8. It does not create a continuous process.
Gifted programs often use constructs as a way to identify students, but the problem with that approach is that it is neither dichotomic or static. If a child tests as being highly capable in the second grade, then there is no way to determine if that identification should continue several years down the road. Some kids have a bad day during their test and do not score as high as they could. Even equipment malfunctions have caused some students to miss out on the chance to receive this designation.

Far too often, gifted programs create an all-or-nothing proposition. Having a cutoff line is not a fair assessment to see if a student is truly gifted. By labeling kids at an early age, we set the stage to create a self-fulfilling prophecy on who they can be in the future.

9. Gifted programs promote disparities in the community.
One of the most controversial issues found in gifted programs is the racial and socioeconomic disparities that get highlighted in each community. Racial minorities in the United States are under-represented in these programs by at least 50% in most communities. When looking at the overall wealth of a district, 12% of students in richer schools participate in these programs, but poor institutions see about half of that number.

There are several reasons to consider when looking at this disadvantage. Schools without resources are less likely to offer gifted programs because they cannot afford them. Even the process of screening a student comes with a financial charge that some communities would rather funnel into textbooks, building maintenance, or other general education needs. There may be issues with identifying giftedness in minority children as well.
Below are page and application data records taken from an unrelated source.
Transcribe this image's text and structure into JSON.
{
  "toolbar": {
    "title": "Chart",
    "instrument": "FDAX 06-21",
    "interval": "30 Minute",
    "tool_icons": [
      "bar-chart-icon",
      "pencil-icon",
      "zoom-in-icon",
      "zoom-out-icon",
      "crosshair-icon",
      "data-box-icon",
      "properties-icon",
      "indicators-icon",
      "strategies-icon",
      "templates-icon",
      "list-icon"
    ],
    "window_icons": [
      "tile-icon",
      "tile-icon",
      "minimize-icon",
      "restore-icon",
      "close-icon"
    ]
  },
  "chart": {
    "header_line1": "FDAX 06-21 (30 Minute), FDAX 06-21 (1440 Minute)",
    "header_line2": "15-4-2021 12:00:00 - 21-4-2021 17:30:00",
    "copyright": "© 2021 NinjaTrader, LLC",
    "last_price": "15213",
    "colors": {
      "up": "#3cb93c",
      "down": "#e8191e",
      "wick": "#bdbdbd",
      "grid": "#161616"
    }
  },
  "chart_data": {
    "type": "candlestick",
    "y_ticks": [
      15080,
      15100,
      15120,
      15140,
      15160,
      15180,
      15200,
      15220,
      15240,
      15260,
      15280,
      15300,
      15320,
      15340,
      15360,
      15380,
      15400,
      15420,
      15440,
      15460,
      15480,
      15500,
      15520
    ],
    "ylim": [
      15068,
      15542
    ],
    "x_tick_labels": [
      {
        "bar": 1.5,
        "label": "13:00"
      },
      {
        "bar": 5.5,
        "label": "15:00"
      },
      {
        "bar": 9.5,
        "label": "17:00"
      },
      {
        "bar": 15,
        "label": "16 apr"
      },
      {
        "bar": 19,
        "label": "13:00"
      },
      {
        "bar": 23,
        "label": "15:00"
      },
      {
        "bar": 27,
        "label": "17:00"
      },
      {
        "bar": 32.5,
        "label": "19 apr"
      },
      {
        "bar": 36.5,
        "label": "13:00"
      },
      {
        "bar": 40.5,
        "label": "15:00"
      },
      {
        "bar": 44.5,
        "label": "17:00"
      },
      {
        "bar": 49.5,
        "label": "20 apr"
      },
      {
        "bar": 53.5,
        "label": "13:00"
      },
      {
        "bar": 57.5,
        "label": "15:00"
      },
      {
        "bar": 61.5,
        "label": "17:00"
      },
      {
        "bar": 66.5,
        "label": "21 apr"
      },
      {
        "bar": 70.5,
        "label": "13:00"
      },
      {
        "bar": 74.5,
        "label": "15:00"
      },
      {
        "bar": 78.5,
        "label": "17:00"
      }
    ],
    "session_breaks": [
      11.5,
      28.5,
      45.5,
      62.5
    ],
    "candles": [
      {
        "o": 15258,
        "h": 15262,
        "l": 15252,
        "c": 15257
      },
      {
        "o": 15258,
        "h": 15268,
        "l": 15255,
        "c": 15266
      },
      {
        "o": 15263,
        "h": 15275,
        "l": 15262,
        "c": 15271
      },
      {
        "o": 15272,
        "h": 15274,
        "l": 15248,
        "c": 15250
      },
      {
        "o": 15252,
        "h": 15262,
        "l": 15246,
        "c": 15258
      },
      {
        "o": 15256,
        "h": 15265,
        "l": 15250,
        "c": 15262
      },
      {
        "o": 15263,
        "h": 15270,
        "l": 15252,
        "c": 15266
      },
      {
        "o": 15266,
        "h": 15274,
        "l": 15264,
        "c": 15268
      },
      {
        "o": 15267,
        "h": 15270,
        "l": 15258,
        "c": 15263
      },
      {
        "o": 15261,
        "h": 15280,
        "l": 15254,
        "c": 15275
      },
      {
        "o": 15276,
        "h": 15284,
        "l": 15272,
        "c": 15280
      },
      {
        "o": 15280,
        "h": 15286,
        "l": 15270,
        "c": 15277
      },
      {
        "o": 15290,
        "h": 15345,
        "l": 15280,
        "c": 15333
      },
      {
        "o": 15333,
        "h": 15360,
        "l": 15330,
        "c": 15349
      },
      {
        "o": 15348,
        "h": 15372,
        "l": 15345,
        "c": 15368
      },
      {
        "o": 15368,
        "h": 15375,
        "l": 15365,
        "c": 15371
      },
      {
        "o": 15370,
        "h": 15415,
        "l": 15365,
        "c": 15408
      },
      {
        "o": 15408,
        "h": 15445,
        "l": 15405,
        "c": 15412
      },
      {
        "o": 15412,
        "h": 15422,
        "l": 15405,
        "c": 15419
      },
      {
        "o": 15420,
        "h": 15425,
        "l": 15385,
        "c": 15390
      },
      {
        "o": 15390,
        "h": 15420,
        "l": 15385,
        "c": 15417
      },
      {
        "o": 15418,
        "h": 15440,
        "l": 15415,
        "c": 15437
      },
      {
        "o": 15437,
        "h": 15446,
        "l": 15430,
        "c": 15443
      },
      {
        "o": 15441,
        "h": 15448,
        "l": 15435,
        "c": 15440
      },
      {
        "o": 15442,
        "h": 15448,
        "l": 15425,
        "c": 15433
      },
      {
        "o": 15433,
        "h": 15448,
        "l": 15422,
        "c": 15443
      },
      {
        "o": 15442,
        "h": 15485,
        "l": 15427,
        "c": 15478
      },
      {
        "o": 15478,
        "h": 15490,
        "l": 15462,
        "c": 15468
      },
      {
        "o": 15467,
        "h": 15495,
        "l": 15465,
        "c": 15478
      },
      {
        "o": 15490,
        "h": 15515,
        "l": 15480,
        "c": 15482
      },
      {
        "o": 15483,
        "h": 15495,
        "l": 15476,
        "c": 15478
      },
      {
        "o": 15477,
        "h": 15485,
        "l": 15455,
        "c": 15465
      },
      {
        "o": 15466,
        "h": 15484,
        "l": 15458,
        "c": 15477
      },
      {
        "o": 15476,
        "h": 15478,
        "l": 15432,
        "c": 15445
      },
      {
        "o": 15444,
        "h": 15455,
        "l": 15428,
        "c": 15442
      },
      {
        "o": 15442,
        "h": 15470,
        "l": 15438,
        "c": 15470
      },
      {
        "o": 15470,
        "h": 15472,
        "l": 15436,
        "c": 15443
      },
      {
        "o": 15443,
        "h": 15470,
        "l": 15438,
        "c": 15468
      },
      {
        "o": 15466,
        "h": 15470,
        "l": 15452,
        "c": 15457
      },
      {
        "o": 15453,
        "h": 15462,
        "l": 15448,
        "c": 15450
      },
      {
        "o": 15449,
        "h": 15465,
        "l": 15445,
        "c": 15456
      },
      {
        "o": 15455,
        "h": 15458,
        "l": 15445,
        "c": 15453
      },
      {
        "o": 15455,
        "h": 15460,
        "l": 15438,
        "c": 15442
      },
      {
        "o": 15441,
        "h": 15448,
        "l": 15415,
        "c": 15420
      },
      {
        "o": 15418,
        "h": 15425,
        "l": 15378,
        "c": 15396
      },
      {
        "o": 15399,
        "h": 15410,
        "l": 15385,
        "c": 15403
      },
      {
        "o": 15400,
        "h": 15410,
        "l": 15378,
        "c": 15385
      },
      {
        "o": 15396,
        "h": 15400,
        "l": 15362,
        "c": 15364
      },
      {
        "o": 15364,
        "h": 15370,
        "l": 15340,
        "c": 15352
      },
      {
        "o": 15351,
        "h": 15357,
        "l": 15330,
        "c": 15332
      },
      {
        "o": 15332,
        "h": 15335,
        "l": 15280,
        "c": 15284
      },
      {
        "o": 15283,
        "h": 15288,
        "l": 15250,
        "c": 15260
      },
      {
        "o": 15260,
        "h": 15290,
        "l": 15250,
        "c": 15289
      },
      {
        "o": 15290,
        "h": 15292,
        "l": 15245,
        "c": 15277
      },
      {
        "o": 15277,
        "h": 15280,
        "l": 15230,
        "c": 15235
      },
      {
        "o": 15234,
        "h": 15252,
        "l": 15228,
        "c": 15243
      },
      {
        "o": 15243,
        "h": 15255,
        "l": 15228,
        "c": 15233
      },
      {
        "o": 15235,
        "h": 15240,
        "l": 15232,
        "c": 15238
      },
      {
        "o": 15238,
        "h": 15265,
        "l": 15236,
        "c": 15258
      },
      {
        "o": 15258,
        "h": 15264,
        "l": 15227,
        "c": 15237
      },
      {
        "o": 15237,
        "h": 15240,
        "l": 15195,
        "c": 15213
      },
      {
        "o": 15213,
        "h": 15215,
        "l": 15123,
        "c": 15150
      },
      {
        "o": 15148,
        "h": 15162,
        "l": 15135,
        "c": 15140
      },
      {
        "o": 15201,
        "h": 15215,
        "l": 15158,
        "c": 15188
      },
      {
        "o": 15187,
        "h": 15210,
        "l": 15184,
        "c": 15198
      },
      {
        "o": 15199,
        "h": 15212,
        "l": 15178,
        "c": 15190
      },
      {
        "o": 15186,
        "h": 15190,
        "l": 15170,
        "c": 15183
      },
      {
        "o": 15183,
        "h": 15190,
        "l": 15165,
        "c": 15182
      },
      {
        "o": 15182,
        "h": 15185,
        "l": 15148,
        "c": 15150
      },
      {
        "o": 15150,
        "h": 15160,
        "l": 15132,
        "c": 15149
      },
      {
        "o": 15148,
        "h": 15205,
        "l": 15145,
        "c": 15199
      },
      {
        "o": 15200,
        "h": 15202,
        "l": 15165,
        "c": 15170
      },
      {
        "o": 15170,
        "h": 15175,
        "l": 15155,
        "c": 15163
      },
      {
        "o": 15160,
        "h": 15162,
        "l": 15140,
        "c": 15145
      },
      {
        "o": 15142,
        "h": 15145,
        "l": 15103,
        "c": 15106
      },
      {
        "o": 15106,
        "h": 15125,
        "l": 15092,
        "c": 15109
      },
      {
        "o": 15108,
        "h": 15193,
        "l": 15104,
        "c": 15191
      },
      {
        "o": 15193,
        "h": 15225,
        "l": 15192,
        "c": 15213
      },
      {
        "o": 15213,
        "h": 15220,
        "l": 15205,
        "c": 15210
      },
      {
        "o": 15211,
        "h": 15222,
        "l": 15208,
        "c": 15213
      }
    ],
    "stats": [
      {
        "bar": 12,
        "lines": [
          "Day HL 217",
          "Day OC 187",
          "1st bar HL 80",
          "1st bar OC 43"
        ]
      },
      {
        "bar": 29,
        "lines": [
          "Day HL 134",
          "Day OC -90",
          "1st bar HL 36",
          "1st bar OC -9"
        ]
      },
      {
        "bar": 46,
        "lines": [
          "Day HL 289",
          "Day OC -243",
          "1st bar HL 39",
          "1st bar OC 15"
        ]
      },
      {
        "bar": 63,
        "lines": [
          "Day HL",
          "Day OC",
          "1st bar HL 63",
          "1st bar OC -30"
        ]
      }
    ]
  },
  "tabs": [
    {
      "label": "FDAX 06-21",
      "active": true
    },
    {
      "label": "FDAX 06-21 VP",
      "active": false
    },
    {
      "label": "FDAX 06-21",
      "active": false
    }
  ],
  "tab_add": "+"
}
10. It may lead to issues of teacher bias in the classroom.
Because teachers are often responsible for the identification and naming of students with giftedness, their conscious or unconscious bias can play a role in the future success of some children. Vanderbilt University found that white students were twice as likely as African-American students to be identified for placement in a gifted program despite having similar scores.

No one is saying that teachers or school administrators are actively racially profiling students. What is being said is that this disadvantage is a real phenomenon which must be addressed if we are going to challenge every highly capable student.

Conclusion of the Gifted Programs Pros and Cons

The provision of gifted programs will always have its proponents and critics. Despite receiving challenges from the academic community in recent years, the structure of labeling students based on their intelligence is not going to go away anytime soon. At the same time, we can all agree that there is a genuine need for curriculum improvements so that gifted students can receive the challenges they need each day in the classroom.

There are times when receiving a highly capable designation can lead to unrealistic expectations. It is also worth noting that students who do not receive this label are not always able to reach their full potential either. We must find a way to balance the individual needs of each child while still offering advanced learning opportunities to those who require them.

The pros and cons of gifted programs sometimes struggle to find success because there is no one around who can implement a successful classroom experience. We must provide resources at the state/provincial and local levels to ensure that the next generation can receive all of the tools necessary to reach the dreams they have.

Blog Post Author Credentials
Louise Gaille is the author of this post. She received her B.A. in Economics from the University of Washington. In addition to being a seasoned writer, Louise has almost a decade of experience in Banking and Finance. If you have any suggestions on how to make this post better, then go here to contact our team.